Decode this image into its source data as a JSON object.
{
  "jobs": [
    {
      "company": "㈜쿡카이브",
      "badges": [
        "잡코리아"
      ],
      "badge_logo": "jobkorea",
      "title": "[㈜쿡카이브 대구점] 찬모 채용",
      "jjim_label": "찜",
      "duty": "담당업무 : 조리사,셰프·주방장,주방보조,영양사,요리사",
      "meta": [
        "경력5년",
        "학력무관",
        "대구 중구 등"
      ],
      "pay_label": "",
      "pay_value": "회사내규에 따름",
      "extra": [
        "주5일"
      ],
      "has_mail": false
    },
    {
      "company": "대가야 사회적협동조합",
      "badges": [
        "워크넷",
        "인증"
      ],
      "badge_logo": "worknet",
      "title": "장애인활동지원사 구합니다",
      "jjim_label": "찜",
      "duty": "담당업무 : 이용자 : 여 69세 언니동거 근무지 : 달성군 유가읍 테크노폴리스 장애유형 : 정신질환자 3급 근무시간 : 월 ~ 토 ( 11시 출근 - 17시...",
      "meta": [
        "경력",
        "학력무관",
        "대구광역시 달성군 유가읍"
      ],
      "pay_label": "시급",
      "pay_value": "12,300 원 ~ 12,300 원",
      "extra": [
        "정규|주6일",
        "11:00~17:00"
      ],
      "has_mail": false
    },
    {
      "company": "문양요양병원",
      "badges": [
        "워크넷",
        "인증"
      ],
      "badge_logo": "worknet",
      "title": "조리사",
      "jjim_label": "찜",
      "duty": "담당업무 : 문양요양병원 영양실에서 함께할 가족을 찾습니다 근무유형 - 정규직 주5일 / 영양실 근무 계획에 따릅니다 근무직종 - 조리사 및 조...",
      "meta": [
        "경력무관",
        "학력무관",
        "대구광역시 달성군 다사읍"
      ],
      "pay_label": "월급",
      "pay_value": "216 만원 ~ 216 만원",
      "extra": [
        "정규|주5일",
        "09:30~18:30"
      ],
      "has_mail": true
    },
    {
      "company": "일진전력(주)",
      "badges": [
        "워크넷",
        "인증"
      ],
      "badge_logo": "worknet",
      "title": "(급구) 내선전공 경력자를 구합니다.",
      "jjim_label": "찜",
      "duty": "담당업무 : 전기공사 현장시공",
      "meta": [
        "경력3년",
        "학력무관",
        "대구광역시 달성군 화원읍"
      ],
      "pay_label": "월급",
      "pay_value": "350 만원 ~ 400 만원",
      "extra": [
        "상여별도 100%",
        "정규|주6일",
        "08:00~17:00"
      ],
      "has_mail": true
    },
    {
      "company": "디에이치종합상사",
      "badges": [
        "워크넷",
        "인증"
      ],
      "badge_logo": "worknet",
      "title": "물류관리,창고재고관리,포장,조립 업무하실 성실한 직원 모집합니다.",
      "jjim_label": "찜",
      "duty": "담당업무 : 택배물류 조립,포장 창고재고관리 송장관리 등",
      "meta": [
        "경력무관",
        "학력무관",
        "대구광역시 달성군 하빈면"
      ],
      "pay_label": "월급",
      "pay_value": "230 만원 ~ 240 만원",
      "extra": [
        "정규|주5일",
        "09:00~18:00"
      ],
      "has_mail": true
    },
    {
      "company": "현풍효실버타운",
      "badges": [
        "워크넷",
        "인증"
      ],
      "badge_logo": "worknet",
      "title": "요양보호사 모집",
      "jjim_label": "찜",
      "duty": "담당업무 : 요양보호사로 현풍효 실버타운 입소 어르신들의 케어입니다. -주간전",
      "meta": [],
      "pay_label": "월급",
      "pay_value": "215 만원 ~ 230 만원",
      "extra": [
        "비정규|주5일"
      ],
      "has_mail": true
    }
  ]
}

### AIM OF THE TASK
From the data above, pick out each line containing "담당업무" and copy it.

### YOUR SOLUTION
      "duty": "담당업무 : 조리사,셰프·주방장,주방보조,영양사,요리사",
      "duty": "담당업무 : 이용자 : 여 69세 언니동거 근무지 : 달성군 유가읍 테크노폴리스 장애유형 : 정신질환자 3급 근무시간 : 월 ~ 토 ( 11시 출근 - 17시...",
      "duty": "담당업무 : 문양요양병원 영양실에서 함께할 가족을 찾습니다 근무유형 - 정규직 주5일 / 영양실 근무 계획에 따릅니다 근무직종 - 조리사 및 조...",
      "duty": "담당업무 : 전기공사 현장시공",
      "duty": "담당업무 : 택배물류 조립,포장 창고재고관리 송장관리 등",
      "duty": "담당업무 : 요양보호사로 현풍효 실버타운 입소 어르신들의 케어입니다. -주간전",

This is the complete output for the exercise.